Throughout the year, we teach a range of strategies to support the learning of spelling rules and tricky words. Here are the strategies and a range of resources to support the learning and consolidation of spellings.
For parents of our younger children, a range of phonics support materials are provided by class teacher's and are promoted on our KS1 class pages. Children learn best when they stick to one phonics scheme.
A note about handwriting - our school uses a cursive handwriting style (joined) with a lead in entry stroke and flick exit. Capitals do not join neither does the letter x have an exit stroke. Here is a terminology sheet to help children learn to form letters: COMING SOON
s h o
s h o u
s h o u l
s h o u l d
Look, Cover, Write, Check
(also known as Look - Say - Cover - Write - Check). Photos to follow. Videos are available on Youtube that help explain.
The spelling strategy Look Say Cover Write Check really improves your spelling if you use it a little bit every day - just a few minutes every day.
This strategy is very good because it’s about writing and using your spelling – visualizing it, saying it, writing it, checking it, correcting mistakes and doing it again. Remember the only way to improve your spelling is to use it and that means writing it.
1.Under the first flap of card the correct spelling is written in the school handwriting style - e.g. Wednesday.
2. Look at the word – really see the word, look at the shape, visualize it.
3. Say the word /wensday/– saying/pronouncing a word and spelling the word is sometimes very different – usually because of silent letters.
4. Cover it over by putting down the flap– no peeking, visualize the word – can you remember how it looks.
5. Say it again as you write it in your home-learning journal under the next flap of card.
6. Now lift up the first flap and check it from the original.
7. Correct your practice version if you need to. Try and figure out why you made the mistake. Then only keep the correct spelling on your page so it sinks into our visual memory.
Oops! I forgot the silent ‘d’ – a classic mistake. It’s a good idea to break Wednesday into syllables which are small chunks of the word – with the vowel in it. Wed/nes/day. Or use whatever memory tricks that help you with spelling a word. Wed/nes/day.
8. Now next time you sit down to practice your spelling you repeat but write your efforts under the next flap of card.
Repeat over the following days - little and often!
Messy methods - very popular!
Try a tray of cheap shaving foam or play sand - write the word using the correct handwriting style.
Play dough can be made cheaply using flour, oil and water and can be rolled into a sausage to shape the words in the cursive/joined handwriting style.
Classic writing forms - that can be wiped clean
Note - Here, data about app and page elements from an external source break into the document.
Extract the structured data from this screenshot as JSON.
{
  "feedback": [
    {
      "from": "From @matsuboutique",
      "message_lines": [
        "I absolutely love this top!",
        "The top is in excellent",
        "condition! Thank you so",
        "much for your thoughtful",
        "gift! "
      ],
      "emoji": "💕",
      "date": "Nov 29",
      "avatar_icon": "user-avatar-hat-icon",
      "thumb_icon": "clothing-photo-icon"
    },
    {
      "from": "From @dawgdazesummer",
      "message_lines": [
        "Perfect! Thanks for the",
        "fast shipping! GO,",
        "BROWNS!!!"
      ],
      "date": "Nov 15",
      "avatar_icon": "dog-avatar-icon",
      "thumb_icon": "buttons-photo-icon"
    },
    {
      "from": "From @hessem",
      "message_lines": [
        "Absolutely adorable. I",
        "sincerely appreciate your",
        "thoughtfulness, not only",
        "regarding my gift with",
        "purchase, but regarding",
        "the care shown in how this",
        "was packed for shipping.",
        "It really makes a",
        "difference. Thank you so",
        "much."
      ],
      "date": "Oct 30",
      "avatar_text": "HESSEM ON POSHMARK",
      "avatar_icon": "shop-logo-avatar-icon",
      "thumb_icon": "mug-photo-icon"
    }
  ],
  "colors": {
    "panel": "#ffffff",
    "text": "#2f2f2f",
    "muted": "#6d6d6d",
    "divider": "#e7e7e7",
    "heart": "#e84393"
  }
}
An alternative for play dough is to try the Roman wax tablet method - squash your play dough flat and write in it with a sharp pencil/stylus.
Another traditional way is practicing on a chalkboard (or whiteboard). The ability to wipe clean mistakes can be reassuring for children.
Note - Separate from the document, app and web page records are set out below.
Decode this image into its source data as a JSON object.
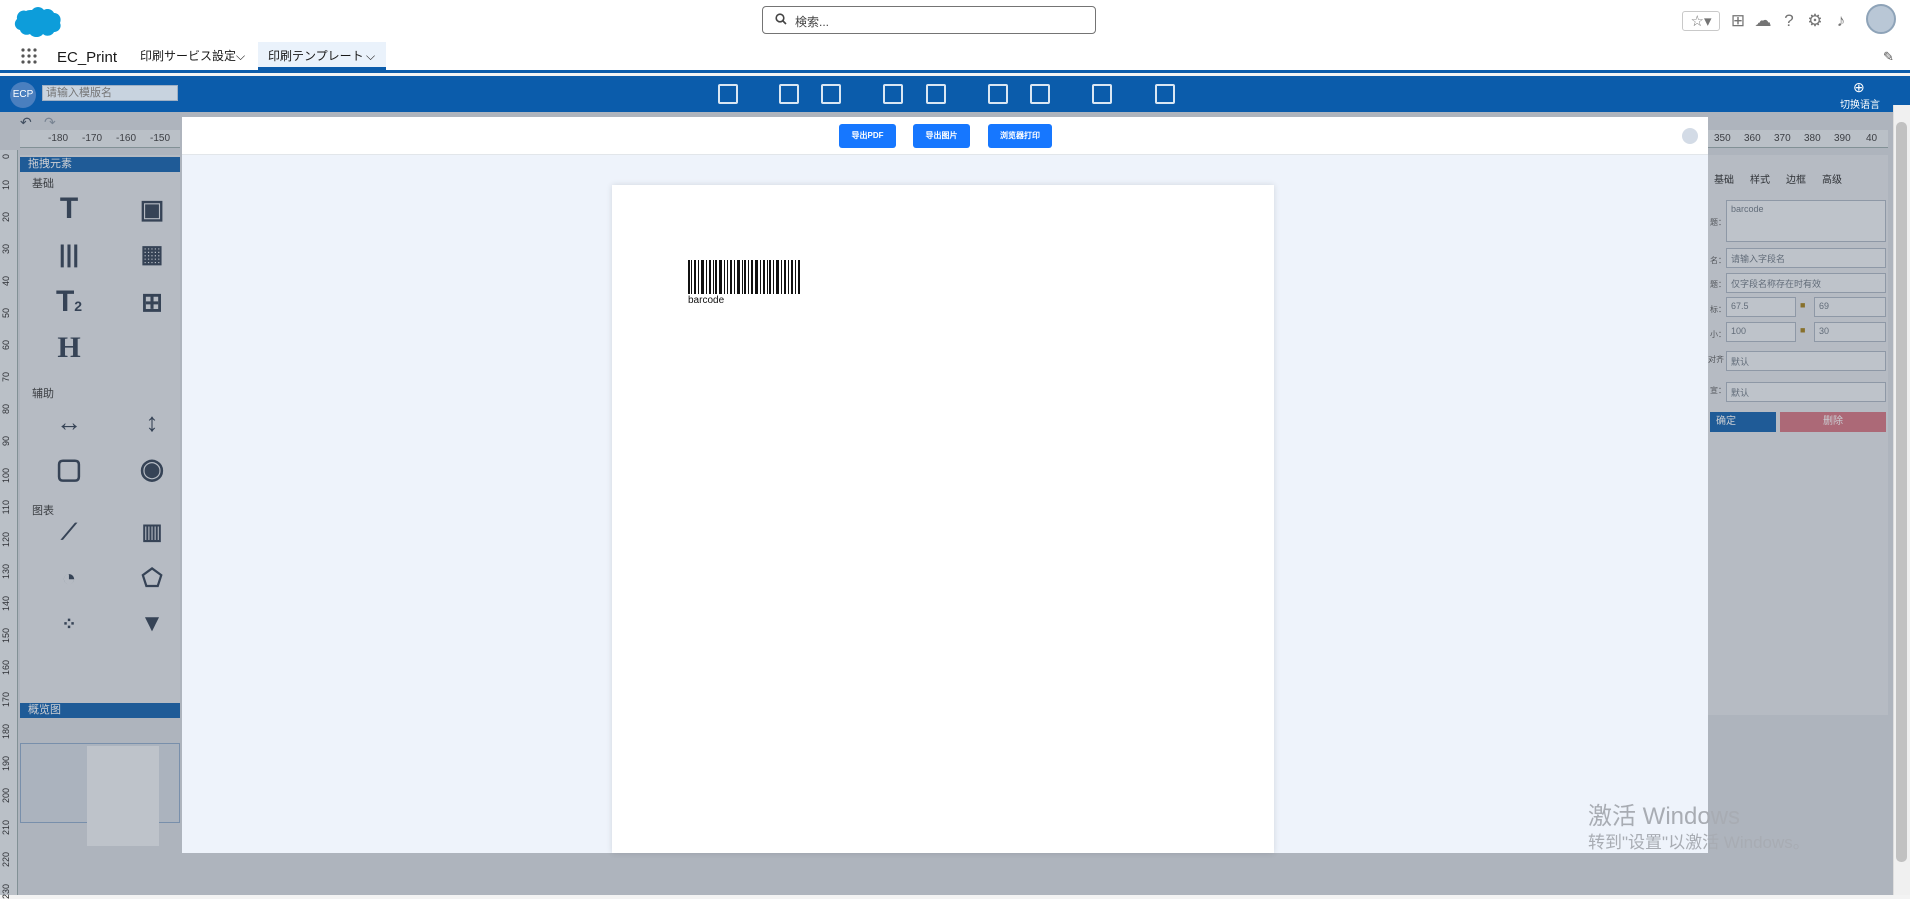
{
  "app": {
    "name": "EC_Print"
  },
  "search": {
    "placeholder": "検索..."
  },
  "tabs": [
    {
      "label": "印刷サービス設定"
    },
    {
      "label": "印刷テンプレート"
    }
  ],
  "toolbar": {
    "logo_text": "ECP",
    "template_name_placeholder": "请输入模版名",
    "switch_language": "切换语言"
  },
  "ruler": {
    "top_ticks_left": [
      "-180",
      "-170",
      "-160",
      "-150"
    ],
    "top_ticks_right": [
      "350",
      "360",
      "370",
      "380",
      "390",
      "40"
    ],
    "left_ticks": [
      "0",
      "10",
      "20",
      "30",
      "40",
      "50",
      "60",
      "70",
      "80",
      "90",
      "100",
      "110",
      "120",
      "130",
      "140",
      "150",
      "160",
      "170",
      "180",
      "190",
      "200",
      "210",
      "220",
      "230"
    ]
  },
  "left_panel": {
    "header": "拖拽元素",
    "section_basic": "基础",
    "section_aux": "辅助",
    "section_chart": "图表",
    "overview_header": "概览图"
  },
  "right_panel": {
    "tabs": [
      "基础",
      "样式",
      "边框",
      "高级"
    ],
    "labels": [
      "题：",
      "名：",
      "题：",
      "标：",
      "小：",
      "对齐",
      "宣："
    ],
    "title_value": "barcode",
    "field_name_placeholder": "请输入字段名",
    "field_hint": "仅字段名称存在时有效",
    "x": "67.5",
    "y": "69",
    "width": "100",
    "height": "30",
    "select1": "默认",
    "select2": "默认",
    "confirm": "确定",
    "delete": "删除"
  },
  "modal": {
    "export_pdf": "导出PDF",
    "export_image": "导出图片",
    "browser_print": "浏览器打印"
  },
  "preview": {
    "barcode_text": "barcode"
  },
  "watermark": {
    "line1": "激活 Windows",
    "line2": "转到\"设置\"以激活 Windows。"
  },
  "colors": {
    "brand_blue": "#0b5cab",
    "button_blue": "#1677ff",
    "delete_red": "#d4707d"
  }
}
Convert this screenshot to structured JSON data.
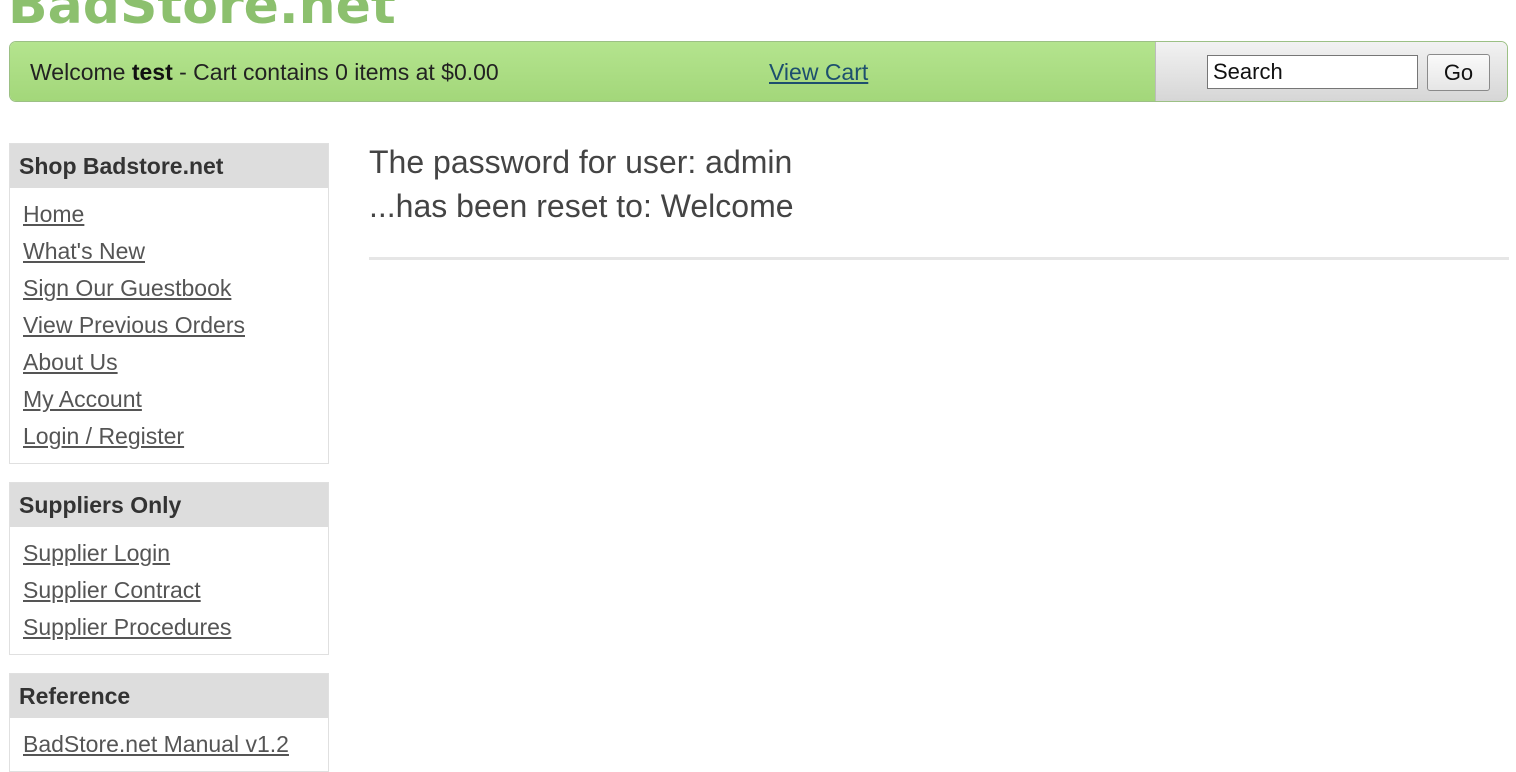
{
  "logo": {
    "text": "BadStore.net"
  },
  "topbar": {
    "welcome_prefix": "Welcome ",
    "username": "test",
    "cart_summary": " - Cart contains 0 items at $0.00",
    "view_cart_label": "View Cart",
    "search_value": "Search",
    "go_label": "Go"
  },
  "sidebar": {
    "shop": {
      "title": "Shop Badstore.net",
      "items": [
        {
          "label": "Home"
        },
        {
          "label": "What's New"
        },
        {
          "label": "Sign Our Guestbook"
        },
        {
          "label": "View Previous Orders"
        },
        {
          "label": "About Us"
        },
        {
          "label": "My Account"
        },
        {
          "label": "Login / Register"
        }
      ]
    },
    "suppliers": {
      "title": "Suppliers Only",
      "items": [
        {
          "label": "Supplier Login"
        },
        {
          "label": "Supplier Contract"
        },
        {
          "label": "Supplier Procedures"
        }
      ]
    },
    "reference": {
      "title": "Reference",
      "items": [
        {
          "label": "BadStore.net Manual v1.2"
        }
      ]
    }
  },
  "main": {
    "line1": "The password for user: admin",
    "line2": "...has been reset to: Welcome"
  },
  "colors": {
    "logo": "#8cc06e",
    "topbar_green": "#a3d77a",
    "link": "#555555",
    "view_cart_link": "#1d4f6e"
  }
}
More kinesthetic (tactile) ideas
Children who learn best by doing will appreciate the messy methods above, but could also learn spellings by typing. This can help build both spelling and typing skills. Choose either MS Word or Purple Mash 2Write.
If your child IS keen on learning to touch type we can recommend the Purple Mash 2 Type program or BBC Dance Mat Touch Typing.
Try Back-Board Writing (name invented by Miss M). Use the back of the parent/sibling/carer who is supporting the learner - make their back your board. Trace the spelling letter by letter on their back. Make sure the back owner says each letter out and then the final word.
Handwriting practice builds muscle memory.
In school we use the cursive handwriting style. Practicing your spellings using this style helps to build muscle memory, which helps your brain and hand write the next letter. This is particularly good if children struggle with learning spellings.
Sit straight at a desk/table where your feet can touch the floor. Use a cushion to make you more upright/move forward in a bigger chair.
Then use your non-writing hand to support your page as you write. Use a pencil or a pen similar to those in school. You can buy triangular grip pencils and pens in stationary shops.
The following sheets can be printed and used to practice your spellings in the school's cursive handwriting style: COMING SOON
A classic way to learn tricky words is by the use of mnemonics (said new-mon-ics). You use a word beginning with the letter that you need to remember. The phrase needs to make enough sense that you will remember it.
because - big, elephants, can, always, understand, small, elephants
beautiful - beautiful, Ella, always, uses, turquoise, ink, for, unusual, letters
rhythm - rhythm, has, your, toes, hopping, madly
It works for spelling rules as well - to remember the 'ould' spelling in the modal verbs should, should , could use 'Oh You Lucky Duck'
MUCH MORE COMING ONLINE IN TERM 6